=== PROBLEM DESCRIPTION ===
Each record below needs to be reproduced precisely, though not its pictures.

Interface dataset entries
Start of Block

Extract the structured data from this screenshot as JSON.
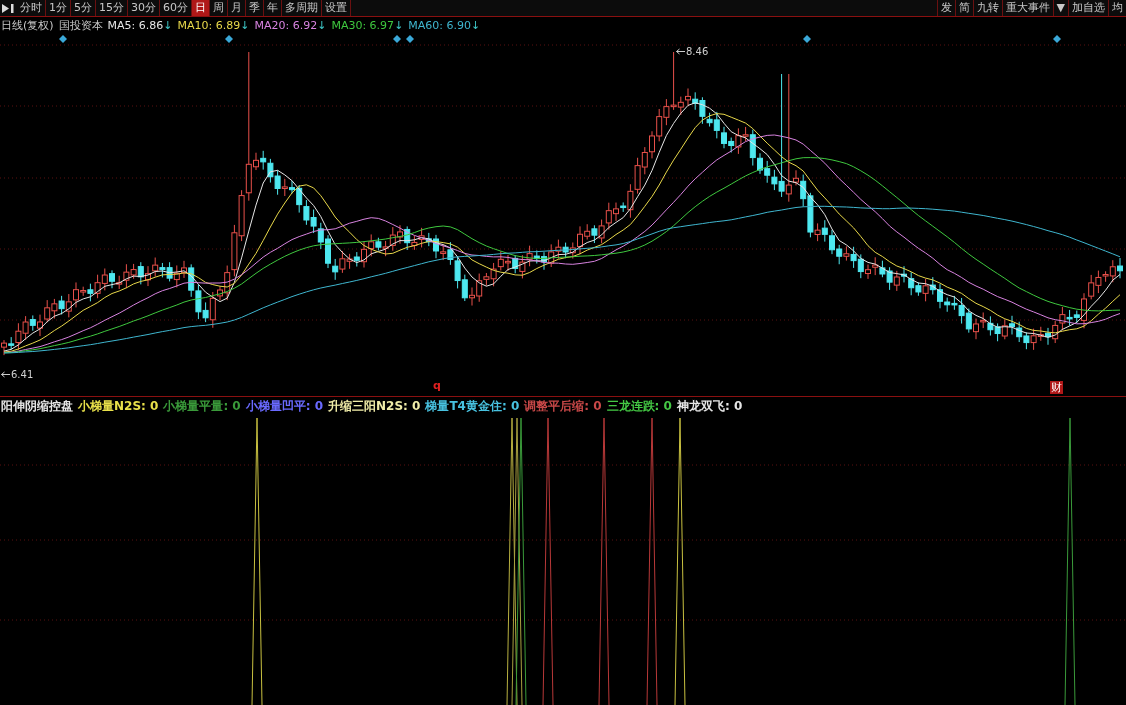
{
  "toolbar": {
    "left": [
      {
        "label": "分时",
        "selected": false
      },
      {
        "label": "1分",
        "selected": false
      },
      {
        "label": "5分",
        "selected": false
      },
      {
        "label": "15分",
        "selected": false
      },
      {
        "label": "30分",
        "selected": false
      },
      {
        "label": "60分",
        "selected": false
      },
      {
        "label": "日",
        "selected": true
      },
      {
        "label": "周",
        "selected": false
      },
      {
        "label": "月",
        "selected": false
      },
      {
        "label": "季",
        "selected": false
      },
      {
        "label": "年",
        "selected": false
      },
      {
        "label": "多周期",
        "selected": false
      },
      {
        "label": "设置",
        "selected": false
      }
    ],
    "right": [
      {
        "label": "发"
      },
      {
        "label": "简"
      },
      {
        "label": "九转"
      },
      {
        "label": "重大事件"
      },
      {
        "label": "▼"
      },
      {
        "label": "加自选"
      },
      {
        "label": "均"
      }
    ]
  },
  "legend": {
    "period": "日线(复权)",
    "stock": "国投资本",
    "averages": [
      {
        "label": "MA5: 6.86",
        "arrow": "↓",
        "color": "#e6e6e6"
      },
      {
        "label": "MA10: 6.89",
        "arrow": "↓",
        "color": "#e8d84a"
      },
      {
        "label": "MA20: 6.92",
        "arrow": "↓",
        "color": "#d883e0"
      },
      {
        "label": "MA30: 6.97",
        "arrow": "↓",
        "color": "#3fc83f"
      },
      {
        "label": "MA60: 6.90",
        "arrow": "↓",
        "color": "#3fb6cf"
      }
    ]
  },
  "price_chart": {
    "high_label": "8.46",
    "low_label": "6.41",
    "markers": [
      {
        "text": "q",
        "kind": "letter"
      },
      {
        "text": "财",
        "kind": "badge"
      }
    ]
  },
  "indicator": {
    "items": [
      {
        "label": "阳伸阴缩控盘",
        "color": "#e6e6e6"
      },
      {
        "label": "小梯量N2S: 0",
        "color": "#e8e04a"
      },
      {
        "label": "小梯量平量: 0",
        "color": "#3a9a3a"
      },
      {
        "label": "小梯量凹平: 0",
        "color": "#6a6aff"
      },
      {
        "label": "升缩三阳N2S: 0",
        "color": "#f0eca8"
      },
      {
        "label": "梯量T4黄金住: 0",
        "color": "#48c2e0"
      },
      {
        "label": "调整平后缩: 0",
        "color": "#c84848"
      },
      {
        "label": "三龙连跌: 0",
        "color": "#44c844"
      },
      {
        "label": "神龙双飞: 0",
        "color": "#e6e6e6"
      }
    ]
  }
}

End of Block

=== RESPONSE TO THIS TASK ===
Extract the structured data from this screenshot as JSON.
{
  "toolbar": {
    "left": [
      {
        "label": "分时",
        "selected": false
      },
      {
        "label": "1分",
        "selected": false
      },
      {
        "label": "5分",
        "selected": false
      },
      {
        "label": "15分",
        "selected": false
      },
      {
        "label": "30分",
        "selected": false
      },
      {
        "label": "60分",
        "selected": false
      },
      {
        "label": "日",
        "selected": true
      },
      {
        "label": "周",
        "selected": false
      },
      {
        "label": "月",
        "selected": false
      },
      {
        "label": "季",
        "selected": false
      },
      {
        "label": "年",
        "selected": false
      },
      {
        "label": "多周期",
        "selected": false
      },
      {
        "label": "设置",
        "selected": false
      }
    ],
    "right": [
      {
        "label": "发"
      },
      {
        "label": "简"
      },
      {
        "label": "九转"
      },
      {
        "label": "重大事件"
      },
      {
        "label": "▼"
      },
      {
        "label": "加自选"
      },
      {
        "label": "均"
      }
    ]
  },
  "legend": {
    "period": "日线(复权)",
    "stock": "国投资本",
    "averages": [
      {
        "label": "MA5: 6.86",
        "arrow": "↓",
        "color": "#e6e6e6"
      },
      {
        "label": "MA10: 6.89",
        "arrow": "↓",
        "color": "#e8d84a"
      },
      {
        "label": "MA20: 6.92",
        "arrow": "↓",
        "color": "#d883e0"
      },
      {
        "label": "MA30: 6.97",
        "arrow": "↓",
        "color": "#3fc83f"
      },
      {
        "label": "MA60: 6.90",
        "arrow": "↓",
        "color": "#3fb6cf"
      }
    ]
  },
  "price_chart": {
    "high_label": "8.46",
    "low_label": "6.41",
    "markers": [
      {
        "text": "q",
        "kind": "letter"
      },
      {
        "text": "财",
        "kind": "badge"
      }
    ]
  },
  "indicator": {
    "items": [
      {
        "label": "阳伸阴缩控盘",
        "color": "#e6e6e6"
      },
      {
        "label": "小梯量N2S: 0",
        "color": "#e8e04a"
      },
      {
        "label": "小梯量平量: 0",
        "color": "#3a9a3a"
      },
      {
        "label": "小梯量凹平: 0",
        "color": "#6a6aff"
      },
      {
        "label": "升缩三阳N2S: 0",
        "color": "#f0eca8"
      },
      {
        "label": "梯量T4黄金住: 0",
        "color": "#48c2e0"
      },
      {
        "label": "调整平后缩: 0",
        "color": "#c84848"
      },
      {
        "label": "三龙连跌: 0",
        "color": "#44c844"
      },
      {
        "label": "神龙双飞: 0",
        "color": "#e6e6e6"
      }
    ]
  }
}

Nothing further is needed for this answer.